Future trend: The biotech trend is still showing strong demand in 2023, and trends like ATMPs are at the forefront of Merrill’s planning for the future. But these therapies are not just like any other pharmaceutical to manufacture.
From the standpoint of manufacturing process steps and personnel involvement, ATMPs are quite intense, and it all stems from their personalised nature. This invokes a lot of issues when it comes to bulk.
“In bulk manufacturing, scaling up the process can help solve capacity issues by increasing the capacity of bulk processing and throughput. For personalised treatments in the form of ATMP, facilities need to scale out to gain more capacity,” Merrill says. “As such, the ATMP facilities should be planned for templated expansions, either by accommodating future expansion space within the original site or duplicating the same capacity in another site.”
He makes clear that by leveraging the use of repeatable results and clean construction from modular technology, with templated design concepts, ATMP production can be scaled out with additional capacity while the existing facility remains in operation.
Future project: “In 2019, we were chosen as the cleanroom partner to a startup CDMO business to create their first aseptic manufacturing facility,” Merrill enthuses. “We knew the principals of the business from working together previously and we were certain that their venture would be a success.”
Merrill goes on to say that since the completion of the original project, the business has secured clinical and commercial clients, driving the need to expand the facility.
During the conceptual design phase of the original project, known as Compass (trademarked) cleanroom programming, Merrill direction-set the project by planning for this eventual success and designed the facility to enable future expansion.

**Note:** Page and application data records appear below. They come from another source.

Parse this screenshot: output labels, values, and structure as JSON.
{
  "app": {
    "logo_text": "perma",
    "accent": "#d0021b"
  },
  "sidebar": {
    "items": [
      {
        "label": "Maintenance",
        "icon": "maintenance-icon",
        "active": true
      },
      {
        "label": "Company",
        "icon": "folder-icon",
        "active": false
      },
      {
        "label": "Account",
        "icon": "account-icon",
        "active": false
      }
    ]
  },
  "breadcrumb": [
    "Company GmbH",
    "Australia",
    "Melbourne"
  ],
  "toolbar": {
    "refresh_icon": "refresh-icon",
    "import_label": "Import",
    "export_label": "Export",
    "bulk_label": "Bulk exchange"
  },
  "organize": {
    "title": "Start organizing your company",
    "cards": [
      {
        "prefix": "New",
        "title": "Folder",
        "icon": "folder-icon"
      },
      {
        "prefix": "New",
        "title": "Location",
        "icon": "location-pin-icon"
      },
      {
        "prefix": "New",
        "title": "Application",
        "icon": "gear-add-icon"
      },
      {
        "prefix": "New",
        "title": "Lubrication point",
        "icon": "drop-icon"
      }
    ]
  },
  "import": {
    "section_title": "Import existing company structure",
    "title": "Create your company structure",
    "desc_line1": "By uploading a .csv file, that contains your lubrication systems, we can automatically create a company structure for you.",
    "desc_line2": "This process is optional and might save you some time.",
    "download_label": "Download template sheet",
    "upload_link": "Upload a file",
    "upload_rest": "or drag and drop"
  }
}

“We are now realising that dream of expanding the cleanroom and installing a second filling line while keeping the existing cleanroom facility fully functional in its qualified state, merely two inches away. Our modular cleanroom solution with clean installation techniques will ensure that the original facility remains on-mission to manufacture products while we add capacity to the overall operation and then connect the two phases over a brief weekend shutdown.”